What needs to be done - If a line in the listing carries the word "Static", return a copy of that line.

[Materials provided Boundary: Start]

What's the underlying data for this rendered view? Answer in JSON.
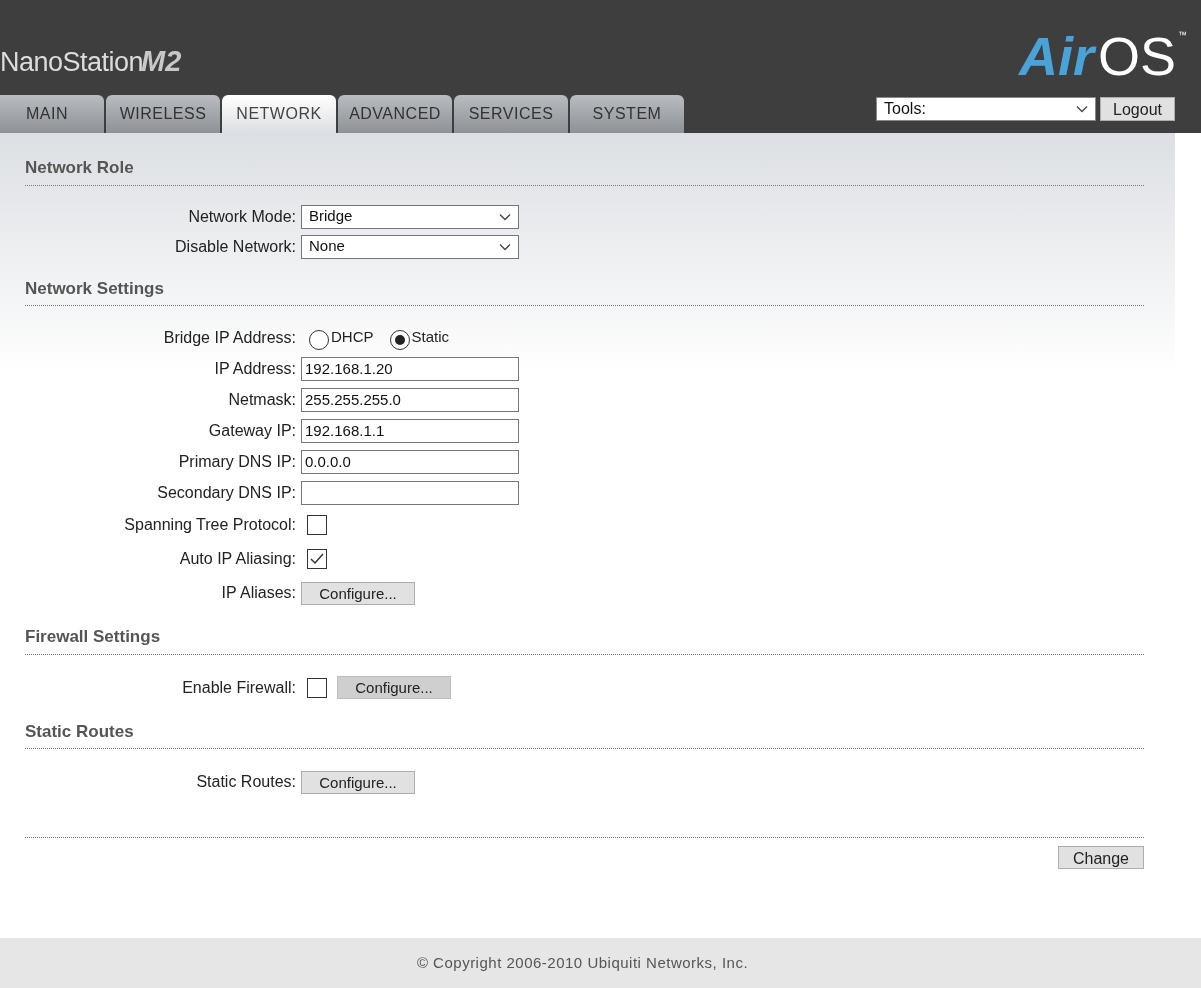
{
  "header": {
    "product": "NanoStation",
    "model": "M2",
    "logo": {
      "part_1": "Air",
      "part_2": "OS",
      "trademark": "™"
    }
  },
  "tabs": [
    {
      "label": "MAIN",
      "selected": false
    },
    {
      "label": "WIRELESS",
      "selected": false
    },
    {
      "label": "NETWORK",
      "selected": true
    },
    {
      "label": "ADVANCED",
      "selected": false
    },
    {
      "label": "SERVICES",
      "selected": false
    },
    {
      "label": "SYSTEM",
      "selected": false
    }
  ],
  "tools": {
    "value": "Tools:"
  },
  "logout_button": "Logout",
  "sections": [
    {
      "title": "Network Role",
      "rows": [
        {
          "kind": "select",
          "label": "Network Mode:",
          "value": "Bridge"
        },
        {
          "kind": "select",
          "label": "Disable Network:",
          "value": "None"
        }
      ]
    },
    {
      "title": "Network Settings",
      "rows": [
        {
          "kind": "radio",
          "label": "Bridge IP Address:",
          "options": [
            {
              "label": "DHCP",
              "selected": false
            },
            {
              "label": "Static",
              "selected": true
            }
          ]
        },
        {
          "kind": "text",
          "label": "IP Address:",
          "value": "192.168.1.20"
        },
        {
          "kind": "text",
          "label": "Netmask:",
          "value": "255.255.255.0"
        },
        {
          "kind": "text",
          "label": "Gateway IP:",
          "value": "192.168.1.1"
        },
        {
          "kind": "text",
          "label": "Primary DNS IP:",
          "value": "0.0.0.0"
        },
        {
          "kind": "text",
          "label": "Secondary DNS IP:"
        },
        {
          "kind": "checkbox",
          "label": "Spanning Tree Protocol:",
          "checked": false
        },
        {
          "kind": "checkbox",
          "label": "Auto IP Aliasing:",
          "checked": true
        },
        {
          "kind": "button",
          "label": "IP Aliases:",
          "button": "Configure...",
          "disabled": false
        }
      ]
    },
    {
      "title": "Firewall Settings",
      "rows": [
        {
          "kind": "checkbox_button",
          "label": "Enable Firewall:",
          "checked": false,
          "button": "Configure...",
          "disabled": true
        }
      ]
    },
    {
      "title": "Static Routes",
      "rows": [
        {
          "kind": "button",
          "label": "Static Routes:",
          "button": "Configure...",
          "disabled": false
        }
      ]
    }
  ],
  "change_button": "Change",
  "footer": "© Copyright 2006-2010 Ubiquiti Networks, Inc."
}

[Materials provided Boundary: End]

Solved exercise -
              "label": "Static",
      "title": "Static Routes",
          "label": "Static Routes:",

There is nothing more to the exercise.